<<<<

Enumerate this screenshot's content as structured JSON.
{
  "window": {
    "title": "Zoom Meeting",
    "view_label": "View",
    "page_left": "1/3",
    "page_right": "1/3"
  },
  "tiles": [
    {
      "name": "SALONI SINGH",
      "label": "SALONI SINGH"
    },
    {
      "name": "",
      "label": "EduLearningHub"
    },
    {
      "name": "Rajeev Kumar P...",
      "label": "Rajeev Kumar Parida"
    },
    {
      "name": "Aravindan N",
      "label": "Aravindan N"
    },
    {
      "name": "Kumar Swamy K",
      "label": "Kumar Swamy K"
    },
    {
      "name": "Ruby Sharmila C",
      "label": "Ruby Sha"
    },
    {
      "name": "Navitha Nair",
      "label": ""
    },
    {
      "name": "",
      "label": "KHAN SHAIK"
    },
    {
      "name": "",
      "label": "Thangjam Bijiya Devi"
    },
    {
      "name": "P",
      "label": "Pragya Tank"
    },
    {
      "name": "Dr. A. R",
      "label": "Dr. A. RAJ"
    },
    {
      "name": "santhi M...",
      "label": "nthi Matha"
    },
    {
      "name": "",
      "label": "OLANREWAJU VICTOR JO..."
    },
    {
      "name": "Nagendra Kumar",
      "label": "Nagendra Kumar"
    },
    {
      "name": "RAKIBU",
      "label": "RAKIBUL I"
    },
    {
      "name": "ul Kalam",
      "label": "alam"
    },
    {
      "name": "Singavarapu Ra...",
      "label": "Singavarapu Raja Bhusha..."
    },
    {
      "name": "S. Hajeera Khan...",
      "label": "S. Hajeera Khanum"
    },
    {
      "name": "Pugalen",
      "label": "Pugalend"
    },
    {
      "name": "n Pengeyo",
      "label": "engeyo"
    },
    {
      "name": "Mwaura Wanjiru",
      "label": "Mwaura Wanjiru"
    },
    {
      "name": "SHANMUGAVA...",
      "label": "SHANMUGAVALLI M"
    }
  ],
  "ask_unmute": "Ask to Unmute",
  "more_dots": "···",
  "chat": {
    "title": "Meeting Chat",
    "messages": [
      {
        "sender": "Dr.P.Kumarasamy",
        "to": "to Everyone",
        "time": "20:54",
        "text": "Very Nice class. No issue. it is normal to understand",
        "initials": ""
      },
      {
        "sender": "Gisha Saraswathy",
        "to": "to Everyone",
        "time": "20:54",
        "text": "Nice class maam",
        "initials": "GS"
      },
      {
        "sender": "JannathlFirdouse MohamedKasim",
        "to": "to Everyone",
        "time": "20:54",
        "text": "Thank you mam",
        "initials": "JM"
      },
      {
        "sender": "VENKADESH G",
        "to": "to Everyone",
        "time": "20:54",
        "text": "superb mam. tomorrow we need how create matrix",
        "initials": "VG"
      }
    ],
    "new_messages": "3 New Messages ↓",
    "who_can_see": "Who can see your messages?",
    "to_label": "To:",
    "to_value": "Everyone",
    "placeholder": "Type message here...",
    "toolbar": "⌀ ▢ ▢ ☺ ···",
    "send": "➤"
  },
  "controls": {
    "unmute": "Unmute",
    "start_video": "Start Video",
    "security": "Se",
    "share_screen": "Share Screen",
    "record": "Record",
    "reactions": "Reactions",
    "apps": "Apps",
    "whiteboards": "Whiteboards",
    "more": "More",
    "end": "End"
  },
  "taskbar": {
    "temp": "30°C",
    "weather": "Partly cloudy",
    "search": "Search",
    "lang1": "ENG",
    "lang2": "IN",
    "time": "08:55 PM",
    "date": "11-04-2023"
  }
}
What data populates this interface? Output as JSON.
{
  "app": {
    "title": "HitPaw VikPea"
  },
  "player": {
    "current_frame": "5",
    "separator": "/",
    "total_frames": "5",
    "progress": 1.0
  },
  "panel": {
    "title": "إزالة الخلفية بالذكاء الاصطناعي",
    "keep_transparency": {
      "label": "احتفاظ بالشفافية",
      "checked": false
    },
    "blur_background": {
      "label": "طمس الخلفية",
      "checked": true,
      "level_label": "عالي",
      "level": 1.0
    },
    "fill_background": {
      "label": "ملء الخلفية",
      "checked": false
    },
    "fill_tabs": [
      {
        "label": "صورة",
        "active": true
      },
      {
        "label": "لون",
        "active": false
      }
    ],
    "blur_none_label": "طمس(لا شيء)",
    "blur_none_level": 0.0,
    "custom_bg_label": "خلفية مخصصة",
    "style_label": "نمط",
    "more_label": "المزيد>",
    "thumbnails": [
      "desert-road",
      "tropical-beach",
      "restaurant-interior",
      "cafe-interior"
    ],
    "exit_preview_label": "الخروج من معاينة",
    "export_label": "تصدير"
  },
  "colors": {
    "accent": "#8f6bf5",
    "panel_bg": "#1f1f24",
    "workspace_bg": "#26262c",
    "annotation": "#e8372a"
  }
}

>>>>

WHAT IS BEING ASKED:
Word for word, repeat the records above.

RESULT BELOW:
Enumerate this screenshot's content as structured JSON.
{
  "window": {
    "title": "Zoom Meeting",
    "view_label": "View",
    "page_left": "1/3",
    "page_right": "1/3"
  },
  "tiles": [
    {
      "name": "SALONI SINGH",
      "label": "SALONI SINGH"
    },
    {
      "name": "",
      "label": "EduLearningHub"
    },
    {
      "name": "Rajeev Kumar P...",
      "label": "Rajeev Kumar Parida"
    },
    {
      "name": "Aravindan N",
      "label": "Aravindan N"
    },
    {
      "name": "Kumar Swamy K",
      "label": "Kumar Swamy K"
    },
    {
      "name": "Ruby Sharmila C",
      "label": "Ruby Sha"
    },
    {
      "name": "Navitha Nair",
      "label": ""
    },
    {
      "name": "",
      "label": "KHAN SHAIK"
    },
    {
      "name": "",
      "label": "Thangjam Bijiya Devi"
    },
    {
      "name": "P",
      "label": "Pragya Tank"
    },
    {
      "name": "Dr. A. R",
      "label": "Dr. A. RAJ"
    },
    {
      "name": "santhi M...",
      "label": "nthi Matha"
    },
    {
      "name": "",
      "label": "OLANREWAJU VICTOR JO..."
    },
    {
      "name": "Nagendra Kumar",
      "label": "Nagendra Kumar"
    },
    {
      "name": "RAKIBU",
      "label": "RAKIBUL I"
    },
    {
      "name": "ul Kalam",
      "label": "alam"
    },
    {
      "name": "Singavarapu Ra...",
      "label": "Singavarapu Raja Bhusha..."
    },
    {
      "name": "S. Hajeera Khan...",
      "label": "S. Hajeera Khanum"
    },
    {
      "name": "Pugalen",
      "label": "Pugalend"
    },
    {
      "name": "n Pengeyo",
      "label": "engeyo"
    },
    {
      "name": "Mwaura Wanjiru",
      "label": "Mwaura Wanjiru"
    },
    {
      "name": "SHANMUGAVA...",
      "label": "SHANMUGAVALLI M"
    }
  ],
  "ask_unmute": "Ask to Unmute",
  "more_dots": "···",
  "chat": {
    "title": "Meeting Chat",
    "messages": [
      {
        "sender": "Dr.P.Kumarasamy",
        "to": "to Everyone",
        "time": "20:54",
        "text": "Very Nice class. No issue. it is normal to understand",
        "initials": ""
      },
      {
        "sender": "Gisha Saraswathy",
        "to": "to Everyone",
        "time": "20:54",
        "text": "Nice class maam",
        "initials": "GS"
      },
      {
        "sender": "JannathlFirdouse MohamedKasim",
        "to": "to Everyone",
        "time": "20:54",
        "text": "Thank you mam",
        "initials": "JM"
      },
      {
        "sender": "VENKADESH G",
        "to": "to Everyone",
        "time": "20:54",
        "text": "superb mam. tomorrow we need how create matrix",
        "initials": "VG"
      }
    ],
    "new_messages": "3 New Messages ↓",
    "who_can_see": "Who can see your messages?",
    "to_label": "To:",
    "to_value": "Everyone",
    "placeholder": "Type message here...",
    "toolbar": "⌀ ▢ ▢ ☺ ···",
    "send": "➤"
  },
  "controls": {
    "unmute": "Unmute",
    "start_video": "Start Video",
    "security": "Se",
    "share_screen": "Share Screen",
    "record": "Record",
    "reactions": "Reactions",
    "apps": "Apps",
    "whiteboards": "Whiteboards",
    "more": "More",
    "end": "End"
  },
  "taskbar": {
    "temp": "30°C",
    "weather": "Partly cloudy",
    "search": "Search",
    "lang1": "ENG",
    "lang2": "IN",
    "time": "08:55 PM",
    "date": "11-04-2023"
  }
}
What data populates this interface? Output as JSON.
{
  "app": {
    "title": "HitPaw VikPea"
  },
  "player": {
    "current_frame": "5",
    "separator": "/",
    "total_frames": "5",
    "progress": 1.0
  },
  "panel": {
    "title": "إزالة الخلفية بالذكاء الاصطناعي",
    "keep_transparency": {
      "label": "احتفاظ بالشفافية",
      "checked": false
    },
    "blur_background": {
      "label": "طمس الخلفية",
      "checked": true,
      "level_label": "عالي",
      "level": 1.0
    },
    "fill_background": {
      "label": "ملء الخلفية",
      "checked": false
    },
    "fill_tabs": [
      {
        "label": "صورة",
        "active": true
      },
      {
        "label": "لون",
        "active": false
      }
    ],
    "blur_none_label": "طمس(لا شيء)",
    "blur_none_level": 0.0,
    "custom_bg_label": "خلفية مخصصة",
    "style_label": "نمط",
    "more_label": "المزيد>",
    "thumbnails": [
      "desert-road",
      "tropical-beach",
      "restaurant-interior",
      "cafe-interior"
    ],
    "exit_preview_label": "الخروج من معاينة",
    "export_label": "تصدير"
  },
  "colors": {
    "accent": "#8f6bf5",
    "panel_bg": "#1f1f24",
    "workspace_bg": "#26262c",
    "annotation": "#e8372a"
  }
}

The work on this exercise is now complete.